━━ Available data

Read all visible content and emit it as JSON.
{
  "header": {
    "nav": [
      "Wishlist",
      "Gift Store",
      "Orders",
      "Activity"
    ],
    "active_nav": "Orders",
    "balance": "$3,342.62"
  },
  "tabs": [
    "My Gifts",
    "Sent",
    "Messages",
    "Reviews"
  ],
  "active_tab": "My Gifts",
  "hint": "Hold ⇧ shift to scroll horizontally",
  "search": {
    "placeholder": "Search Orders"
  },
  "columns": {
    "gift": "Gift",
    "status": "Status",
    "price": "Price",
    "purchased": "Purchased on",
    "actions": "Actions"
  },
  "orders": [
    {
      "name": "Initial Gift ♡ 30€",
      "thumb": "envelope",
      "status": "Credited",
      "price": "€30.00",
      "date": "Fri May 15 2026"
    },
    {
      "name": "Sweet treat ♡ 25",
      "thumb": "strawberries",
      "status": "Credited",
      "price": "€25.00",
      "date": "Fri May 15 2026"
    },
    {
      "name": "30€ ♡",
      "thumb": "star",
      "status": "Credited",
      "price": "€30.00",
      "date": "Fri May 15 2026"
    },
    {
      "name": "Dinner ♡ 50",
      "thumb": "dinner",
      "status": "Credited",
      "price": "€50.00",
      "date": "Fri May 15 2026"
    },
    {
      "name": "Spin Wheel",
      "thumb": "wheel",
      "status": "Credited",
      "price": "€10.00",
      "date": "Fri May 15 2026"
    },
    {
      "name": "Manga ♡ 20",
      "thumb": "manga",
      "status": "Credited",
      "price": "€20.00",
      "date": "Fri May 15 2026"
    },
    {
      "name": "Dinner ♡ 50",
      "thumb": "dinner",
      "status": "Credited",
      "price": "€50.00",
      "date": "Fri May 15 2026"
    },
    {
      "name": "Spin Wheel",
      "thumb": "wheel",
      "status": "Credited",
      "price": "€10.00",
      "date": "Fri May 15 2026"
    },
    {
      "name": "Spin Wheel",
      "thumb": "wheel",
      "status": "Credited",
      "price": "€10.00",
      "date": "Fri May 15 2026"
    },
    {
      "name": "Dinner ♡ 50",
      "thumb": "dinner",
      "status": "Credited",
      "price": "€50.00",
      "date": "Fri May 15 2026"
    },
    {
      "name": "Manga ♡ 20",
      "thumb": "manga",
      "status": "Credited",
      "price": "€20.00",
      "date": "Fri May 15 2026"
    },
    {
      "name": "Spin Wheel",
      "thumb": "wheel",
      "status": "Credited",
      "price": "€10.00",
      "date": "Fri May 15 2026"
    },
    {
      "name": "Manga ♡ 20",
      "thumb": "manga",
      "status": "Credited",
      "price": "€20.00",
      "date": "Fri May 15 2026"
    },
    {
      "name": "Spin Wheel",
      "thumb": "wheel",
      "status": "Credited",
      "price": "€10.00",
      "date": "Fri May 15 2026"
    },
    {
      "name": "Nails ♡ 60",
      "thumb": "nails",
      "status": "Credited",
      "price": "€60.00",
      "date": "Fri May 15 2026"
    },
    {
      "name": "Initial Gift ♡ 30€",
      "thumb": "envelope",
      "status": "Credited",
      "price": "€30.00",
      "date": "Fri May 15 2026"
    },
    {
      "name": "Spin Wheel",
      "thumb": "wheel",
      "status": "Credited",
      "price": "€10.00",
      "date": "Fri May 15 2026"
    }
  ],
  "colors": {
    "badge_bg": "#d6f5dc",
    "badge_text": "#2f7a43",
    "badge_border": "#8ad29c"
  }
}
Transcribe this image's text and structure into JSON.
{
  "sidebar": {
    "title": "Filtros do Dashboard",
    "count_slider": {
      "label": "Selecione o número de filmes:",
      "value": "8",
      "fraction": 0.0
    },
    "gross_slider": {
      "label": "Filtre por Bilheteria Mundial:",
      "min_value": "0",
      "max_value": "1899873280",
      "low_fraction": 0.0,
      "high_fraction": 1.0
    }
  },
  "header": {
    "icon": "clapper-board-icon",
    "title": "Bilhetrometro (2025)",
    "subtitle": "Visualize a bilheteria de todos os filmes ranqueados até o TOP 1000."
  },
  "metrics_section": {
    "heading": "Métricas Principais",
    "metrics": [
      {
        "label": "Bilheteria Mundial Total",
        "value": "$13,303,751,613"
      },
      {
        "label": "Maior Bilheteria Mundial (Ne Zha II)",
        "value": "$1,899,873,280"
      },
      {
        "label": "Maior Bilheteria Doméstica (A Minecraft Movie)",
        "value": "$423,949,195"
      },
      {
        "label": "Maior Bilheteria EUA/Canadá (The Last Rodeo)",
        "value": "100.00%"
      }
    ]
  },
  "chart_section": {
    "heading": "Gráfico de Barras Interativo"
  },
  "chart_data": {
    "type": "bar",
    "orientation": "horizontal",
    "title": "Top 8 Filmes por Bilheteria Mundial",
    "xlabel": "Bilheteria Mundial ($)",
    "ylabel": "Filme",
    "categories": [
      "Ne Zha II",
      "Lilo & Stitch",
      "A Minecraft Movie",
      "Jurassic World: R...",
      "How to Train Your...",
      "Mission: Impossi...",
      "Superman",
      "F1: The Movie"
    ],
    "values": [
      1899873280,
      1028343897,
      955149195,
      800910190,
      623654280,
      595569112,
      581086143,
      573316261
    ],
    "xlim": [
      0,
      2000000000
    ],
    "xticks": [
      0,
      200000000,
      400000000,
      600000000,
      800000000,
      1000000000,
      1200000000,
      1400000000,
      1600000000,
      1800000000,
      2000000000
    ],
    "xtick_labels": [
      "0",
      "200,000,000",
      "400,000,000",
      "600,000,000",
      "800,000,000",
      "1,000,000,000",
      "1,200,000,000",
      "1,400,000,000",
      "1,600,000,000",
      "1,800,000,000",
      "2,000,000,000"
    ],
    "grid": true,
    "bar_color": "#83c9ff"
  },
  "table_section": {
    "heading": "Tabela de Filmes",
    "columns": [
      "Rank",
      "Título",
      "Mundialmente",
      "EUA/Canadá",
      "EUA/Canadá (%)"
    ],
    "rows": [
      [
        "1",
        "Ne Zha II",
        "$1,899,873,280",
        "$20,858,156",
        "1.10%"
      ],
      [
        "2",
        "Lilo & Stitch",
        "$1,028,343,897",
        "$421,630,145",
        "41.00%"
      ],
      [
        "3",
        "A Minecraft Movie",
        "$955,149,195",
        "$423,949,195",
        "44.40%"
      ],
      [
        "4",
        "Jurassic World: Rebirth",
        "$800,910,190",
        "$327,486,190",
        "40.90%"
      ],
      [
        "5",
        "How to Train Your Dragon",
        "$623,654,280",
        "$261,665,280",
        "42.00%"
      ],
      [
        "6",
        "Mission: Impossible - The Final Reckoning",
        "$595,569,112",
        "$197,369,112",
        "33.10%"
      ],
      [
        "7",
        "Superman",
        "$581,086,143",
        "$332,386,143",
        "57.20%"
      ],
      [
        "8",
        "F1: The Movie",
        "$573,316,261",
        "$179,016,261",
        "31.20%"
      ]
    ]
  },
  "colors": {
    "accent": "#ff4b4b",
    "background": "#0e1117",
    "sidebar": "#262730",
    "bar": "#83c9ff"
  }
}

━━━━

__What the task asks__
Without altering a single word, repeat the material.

__Written solution__
Read all visible content and emit it as JSON.
{
  "header": {
    "nav": [
      "Wishlist",
      "Gift Store",
      "Orders",
      "Activity"
    ],
    "active_nav": "Orders",
    "balance": "$3,342.62"
  },
  "tabs": [
    "My Gifts",
    "Sent",
    "Messages",
    "Reviews"
  ],
  "active_tab": "My Gifts",
  "hint": "Hold ⇧ shift to scroll horizontally",
  "search": {
    "placeholder": "Search Orders"
  },
  "columns": {
    "gift": "Gift",
    "status": "Status",
    "price": "Price",
    "purchased": "Purchased on",
    "actions": "Actions"
  },
  "orders": [
    {
      "name": "Initial Gift ♡ 30€",
      "thumb": "envelope",
      "status": "Credited",
      "price": "€30.00",
      "date": "Fri May 15 2026"
    },
    {
      "name": "Sweet treat ♡ 25",
      "thumb": "strawberries",
      "status": "Credited",
      "price": "€25.00",
      "date": "Fri May 15 2026"
    },
    {
      "name": "30€ ♡",
      "thumb": "star",
      "status": "Credited",
      "price": "€30.00",
      "date": "Fri May 15 2026"
    },
    {
      "name": "Dinner ♡ 50",
      "thumb": "dinner",
      "status": "Credited",
      "price": "€50.00",
      "date": "Fri May 15 2026"
    },
    {
      "name": "Spin Wheel",
      "thumb": "wheel",
      "status": "Credited",
      "price": "€10.00",
      "date": "Fri May 15 2026"
    },
    {
      "name": "Manga ♡ 20",
      "thumb": "manga",
      "status": "Credited",
      "price": "€20.00",
      "date": "Fri May 15 2026"
    },
    {
      "name": "Dinner ♡ 50",
      "thumb": "dinner",
      "status": "Credited",
      "price": "€50.00",
      "date": "Fri May 15 2026"
    },
    {
      "name": "Spin Wheel",
      "thumb": "wheel",
      "status": "Credited",
      "price": "€10.00",
      "date": "Fri May 15 2026"
    },
    {
      "name": "Spin Wheel",
      "thumb": "wheel",
      "status": "Credited",
      "price": "€10.00",
      "date": "Fri May 15 2026"
    },
    {
      "name": "Dinner ♡ 50",
      "thumb": "dinner",
      "status": "Credited",
      "price": "€50.00",
      "date": "Fri May 15 2026"
    },
    {
      "name": "Manga ♡ 20",
      "thumb": "manga",
      "status": "Credited",
      "price": "€20.00",
      "date": "Fri May 15 2026"
    },
    {
      "name": "Spin Wheel",
      "thumb": "wheel",
      "status": "Credited",
      "price": "€10.00",
      "date": "Fri May 15 2026"
    },
    {
      "name": "Manga ♡ 20",
      "thumb": "manga",
      "status": "Credited",
      "price": "€20.00",
      "date": "Fri May 15 2026"
    },
    {
      "name": "Spin Wheel",
      "thumb": "wheel",
      "status": "Credited",
      "price": "€10.00",
      "date": "Fri May 15 2026"
    },
    {
      "name": "Nails ♡ 60",
      "thumb": "nails",
      "status": "Credited",
      "price": "€60.00",
      "date": "Fri May 15 2026"
    },
    {
      "name": "Initial Gift ♡ 30€",
      "thumb": "envelope",
      "status": "Credited",
      "price": "€30.00",
      "date": "Fri May 15 2026"
    },
    {
      "name": "Spin Wheel",
      "thumb": "wheel",
      "status": "Credited",
      "price": "€10.00",
      "date": "Fri May 15 2026"
    }
  ],
  "colors": {
    "badge_bg": "#d6f5dc",
    "badge_text": "#2f7a43",
    "badge_border": "#8ad29c"
  }
}
Transcribe this image's text and structure into JSON.
{
  "sidebar": {
    "title": "Filtros do Dashboard",
    "count_slider": {
      "label": "Selecione o número de filmes:",
      "value": "8",
      "fraction": 0.0
    },
    "gross_slider": {
      "label": "Filtre por Bilheteria Mundial:",
      "min_value": "0",
      "max_value": "1899873280",
      "low_fraction": 0.0,
      "high_fraction": 1.0
    }
  },
  "header": {
    "icon": "clapper-board-icon",
    "title": "Bilhetrometro (2025)",
    "subtitle": "Visualize a bilheteria de todos os filmes ranqueados até o TOP 1000."
  },
  "metrics_section": {
    "heading": "Métricas Principais",
    "metrics": [
      {
        "label": "Bilheteria Mundial Total",
        "value": "$13,303,751,613"
      },
      {
        "label": "Maior Bilheteria Mundial (Ne Zha II)",
        "value": "$1,899,873,280"
      },
      {
        "label": "Maior Bilheteria Doméstica (A Minecraft Movie)",
        "value": "$423,949,195"
      },
      {
        "label": "Maior Bilheteria EUA/Canadá (The Last Rodeo)",
        "value": "100.00%"
      }
    ]
  },
  "chart_section": {
    "heading": "Gráfico de Barras Interativo"
  },
  "chart_data": {
    "type": "bar",
    "orientation": "horizontal",
    "title": "Top 8 Filmes por Bilheteria Mundial",
    "xlabel": "Bilheteria Mundial ($)",
    "ylabel": "Filme",
    "categories": [
      "Ne Zha II",
      "Lilo & Stitch",
      "A Minecraft Movie",
      "Jurassic World: R...",
      "How to Train Your...",
      "Mission: Impossi...",
      "Superman",
      "F1: The Movie"
    ],
    "values": [
      1899873280,
      1028343897,
      955149195,
      800910190,
      623654280,
      595569112,
      581086143,
      573316261
    ],
    "xlim": [
      0,
      2000000000
    ],
    "xticks": [
      0,
      200000000,
      400000000,
      600000000,
      800000000,
      1000000000,
      1200000000,
      1400000000,
      1600000000,
      1800000000,
      2000000000
    ],
    "xtick_labels": [
      "0",
      "200,000,000",
      "400,000,000",
      "600,000,000",
      "800,000,000",
      "1,000,000,000",
      "1,200,000,000",
      "1,400,000,000",
      "1,600,000,000",
      "1,800,000,000",
      "2,000,000,000"
    ],
    "grid": true,
    "bar_color": "#83c9ff"
  },
  "table_section": {
    "heading": "Tabela de Filmes",
    "columns": [
      "Rank",
      "Título",
      "Mundialmente",
      "EUA/Canadá",
      "EUA/Canadá (%)"
    ],
    "rows": [
      [
        "1",
        "Ne Zha II",
        "$1,899,873,280",
        "$20,858,156",
        "1.10%"
      ],
      [
        "2",
        "Lilo & Stitch",
        "$1,028,343,897",
        "$421,630,145",
        "41.00%"
      ],
      [
        "3",
        "A Minecraft Movie",
        "$955,149,195",
        "$423,949,195",
        "44.40%"
      ],
      [
        "4",
        "Jurassic World: Rebirth",
        "$800,910,190",
        "$327,486,190",
        "40.90%"
      ],
      [
        "5",
        "How to Train Your Dragon",
        "$623,654,280",
        "$261,665,280",
        "42.00%"
      ],
      [
        "6",
        "Mission: Impossible - The Final Reckoning",
        "$595,569,112",
        "$197,369,112",
        "33.10%"
      ],
      [
        "7",
        "Superman",
        "$581,086,143",
        "$332,386,143",
        "57.20%"
      ],
      [
        "8",
        "F1: The Movie",
        "$573,316,261",
        "$179,016,261",
        "31.20%"
      ]
    ]
  },
  "colors": {
    "accent": "#ff4b4b",
    "background": "#0e1117",
    "sidebar": "#262730",
    "bar": "#83c9ff"
  }
}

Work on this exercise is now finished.